    Resident evil 7 comparisons kind of aren’t fair. RE 7 was more of a revitalization of the ART of the survival horror. It is genuinely terrifying. There were several times playing RE7 in the wee hours of the morning that i had to stop playing, not because i was tired or had something else to do but because the molded jump scares and the creepy as hell family were just too disconcerting for the mental state i was in. Evil within was a lot more like the texas chainsaw massacre while resident evil was like Alien, one is genuinely terrifying extremely well crafted suspensful horror the other is a sloppy bloody gorefest full of viscera and flying limbs and horror cliches. That doesn’t mean it’s bad. I do think it has enough actual scary moments and sloppy over the top gore fest and it is genuinely disorienting at points with the whole induced psychosis am i crazy? The answer is obviously yes. Healthy minds don’t magically get sucked into mirrors or let creepy soulless asylum nurses talk them into letting a machine that looks like an electric chair inject strange green goop into their brains after scraping it from rotting corpses. Like yes, obviously you’re crazy but it doesn’t matter because it really isn’t going for subtlety.

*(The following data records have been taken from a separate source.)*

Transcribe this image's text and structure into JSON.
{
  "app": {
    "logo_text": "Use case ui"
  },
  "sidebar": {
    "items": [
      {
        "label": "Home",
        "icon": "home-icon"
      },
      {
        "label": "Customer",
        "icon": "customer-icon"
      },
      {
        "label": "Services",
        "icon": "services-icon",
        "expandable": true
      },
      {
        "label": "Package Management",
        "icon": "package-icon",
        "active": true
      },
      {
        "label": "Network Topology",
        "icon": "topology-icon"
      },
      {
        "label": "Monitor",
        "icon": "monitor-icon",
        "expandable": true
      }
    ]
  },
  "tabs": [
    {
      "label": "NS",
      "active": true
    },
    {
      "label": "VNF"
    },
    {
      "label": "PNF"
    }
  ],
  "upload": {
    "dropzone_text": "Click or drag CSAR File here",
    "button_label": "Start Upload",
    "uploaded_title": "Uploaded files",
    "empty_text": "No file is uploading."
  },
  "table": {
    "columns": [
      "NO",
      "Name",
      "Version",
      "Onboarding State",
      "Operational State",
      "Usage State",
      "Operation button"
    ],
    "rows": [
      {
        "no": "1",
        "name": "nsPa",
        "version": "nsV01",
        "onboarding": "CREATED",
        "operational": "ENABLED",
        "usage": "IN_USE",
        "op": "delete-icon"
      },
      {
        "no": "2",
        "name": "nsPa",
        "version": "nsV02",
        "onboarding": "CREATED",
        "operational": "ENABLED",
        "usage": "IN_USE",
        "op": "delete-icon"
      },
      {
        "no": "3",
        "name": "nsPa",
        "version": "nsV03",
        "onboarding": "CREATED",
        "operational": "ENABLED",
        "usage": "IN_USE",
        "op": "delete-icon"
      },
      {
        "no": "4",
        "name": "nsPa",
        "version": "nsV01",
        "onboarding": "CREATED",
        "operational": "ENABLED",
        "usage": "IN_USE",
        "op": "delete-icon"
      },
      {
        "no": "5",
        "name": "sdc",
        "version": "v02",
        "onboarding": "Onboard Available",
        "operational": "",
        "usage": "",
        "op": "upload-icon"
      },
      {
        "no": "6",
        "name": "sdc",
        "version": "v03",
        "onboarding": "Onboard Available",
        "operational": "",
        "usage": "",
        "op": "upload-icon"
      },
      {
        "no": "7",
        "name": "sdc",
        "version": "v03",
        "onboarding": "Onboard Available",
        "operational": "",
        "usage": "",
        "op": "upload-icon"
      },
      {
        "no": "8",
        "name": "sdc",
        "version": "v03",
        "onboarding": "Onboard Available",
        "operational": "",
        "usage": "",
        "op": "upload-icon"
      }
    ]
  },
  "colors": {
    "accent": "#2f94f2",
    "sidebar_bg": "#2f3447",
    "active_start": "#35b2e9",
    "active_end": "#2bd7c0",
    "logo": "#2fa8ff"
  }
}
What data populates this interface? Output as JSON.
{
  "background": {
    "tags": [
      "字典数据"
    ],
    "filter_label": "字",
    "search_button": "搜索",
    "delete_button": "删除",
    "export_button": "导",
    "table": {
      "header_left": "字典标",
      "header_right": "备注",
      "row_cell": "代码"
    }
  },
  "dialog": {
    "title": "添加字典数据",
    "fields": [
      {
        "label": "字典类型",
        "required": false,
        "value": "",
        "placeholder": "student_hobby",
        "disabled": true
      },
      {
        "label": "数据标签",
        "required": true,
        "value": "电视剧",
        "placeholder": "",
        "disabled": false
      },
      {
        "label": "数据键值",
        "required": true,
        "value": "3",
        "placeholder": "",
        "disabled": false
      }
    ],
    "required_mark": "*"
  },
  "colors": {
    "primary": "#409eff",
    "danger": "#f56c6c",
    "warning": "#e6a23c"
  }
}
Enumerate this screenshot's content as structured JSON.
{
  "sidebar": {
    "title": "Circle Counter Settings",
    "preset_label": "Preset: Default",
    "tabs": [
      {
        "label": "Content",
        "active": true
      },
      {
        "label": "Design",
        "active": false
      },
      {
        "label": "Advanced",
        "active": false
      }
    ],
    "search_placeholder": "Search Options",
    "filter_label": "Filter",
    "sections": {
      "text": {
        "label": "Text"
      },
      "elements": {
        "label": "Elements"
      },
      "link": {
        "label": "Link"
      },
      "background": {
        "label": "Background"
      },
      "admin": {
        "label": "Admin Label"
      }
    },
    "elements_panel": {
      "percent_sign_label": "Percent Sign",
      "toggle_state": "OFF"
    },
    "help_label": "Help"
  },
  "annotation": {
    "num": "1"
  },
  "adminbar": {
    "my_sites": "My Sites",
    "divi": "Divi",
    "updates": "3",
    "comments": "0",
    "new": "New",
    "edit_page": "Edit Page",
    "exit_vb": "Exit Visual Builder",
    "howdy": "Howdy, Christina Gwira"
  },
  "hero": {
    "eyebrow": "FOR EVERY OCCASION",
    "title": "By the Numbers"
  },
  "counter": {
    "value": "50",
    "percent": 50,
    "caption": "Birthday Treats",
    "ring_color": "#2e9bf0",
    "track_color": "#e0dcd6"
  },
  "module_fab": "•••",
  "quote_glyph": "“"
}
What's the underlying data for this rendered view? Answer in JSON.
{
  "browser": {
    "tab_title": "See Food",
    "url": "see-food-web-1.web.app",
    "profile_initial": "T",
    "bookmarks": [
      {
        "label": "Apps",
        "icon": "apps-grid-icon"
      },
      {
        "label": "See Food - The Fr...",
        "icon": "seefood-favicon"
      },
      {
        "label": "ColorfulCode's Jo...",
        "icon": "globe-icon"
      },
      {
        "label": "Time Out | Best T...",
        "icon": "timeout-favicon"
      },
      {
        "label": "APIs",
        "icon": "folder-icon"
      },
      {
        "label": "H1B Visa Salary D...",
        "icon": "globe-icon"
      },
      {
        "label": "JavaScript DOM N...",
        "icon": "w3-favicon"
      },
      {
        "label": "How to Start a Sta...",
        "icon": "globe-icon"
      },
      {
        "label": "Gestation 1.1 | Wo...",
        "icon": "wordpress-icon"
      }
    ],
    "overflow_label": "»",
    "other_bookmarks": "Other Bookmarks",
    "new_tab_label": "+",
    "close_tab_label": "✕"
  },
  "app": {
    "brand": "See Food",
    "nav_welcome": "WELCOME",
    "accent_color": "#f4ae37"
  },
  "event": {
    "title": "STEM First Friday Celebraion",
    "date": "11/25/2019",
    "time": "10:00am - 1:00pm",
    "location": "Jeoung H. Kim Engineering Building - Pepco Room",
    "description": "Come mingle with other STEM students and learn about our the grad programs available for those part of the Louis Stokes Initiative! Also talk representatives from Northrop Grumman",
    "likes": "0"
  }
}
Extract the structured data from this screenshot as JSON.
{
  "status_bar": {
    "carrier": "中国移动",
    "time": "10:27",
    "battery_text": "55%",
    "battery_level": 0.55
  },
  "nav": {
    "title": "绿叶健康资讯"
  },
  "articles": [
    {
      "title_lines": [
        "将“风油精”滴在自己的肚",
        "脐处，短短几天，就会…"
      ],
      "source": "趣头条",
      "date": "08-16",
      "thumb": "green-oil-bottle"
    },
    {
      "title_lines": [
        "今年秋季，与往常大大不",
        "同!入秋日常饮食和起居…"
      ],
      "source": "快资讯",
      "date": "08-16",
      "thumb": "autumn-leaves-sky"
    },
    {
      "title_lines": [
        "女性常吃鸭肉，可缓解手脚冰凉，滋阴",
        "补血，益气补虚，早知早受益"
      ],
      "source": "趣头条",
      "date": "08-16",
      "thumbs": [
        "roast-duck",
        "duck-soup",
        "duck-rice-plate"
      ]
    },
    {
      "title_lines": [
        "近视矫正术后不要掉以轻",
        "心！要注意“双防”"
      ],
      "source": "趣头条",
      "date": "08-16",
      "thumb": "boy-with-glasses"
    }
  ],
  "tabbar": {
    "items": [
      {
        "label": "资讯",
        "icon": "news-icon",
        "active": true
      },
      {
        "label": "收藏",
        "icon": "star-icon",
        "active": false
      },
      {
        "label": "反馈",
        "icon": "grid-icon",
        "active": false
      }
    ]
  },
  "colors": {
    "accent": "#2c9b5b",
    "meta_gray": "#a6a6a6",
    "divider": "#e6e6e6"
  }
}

    TL;DR i enjoyed evil within much more the second time through when i wasn’t expecting it to genuinely scare me in a visceral way but rather just played through a joyful messy gory blood and severed limb filled B movie gorefest. I understand where the article is coming from, if you’re expecting well crafted suspense and genuine terror this isn’t the game its too self consciously over the top goofy for that, although it does have some scary moments. Is it perfect? hell no. But its still fun and im looking forward to the next one, especially with the more open environment.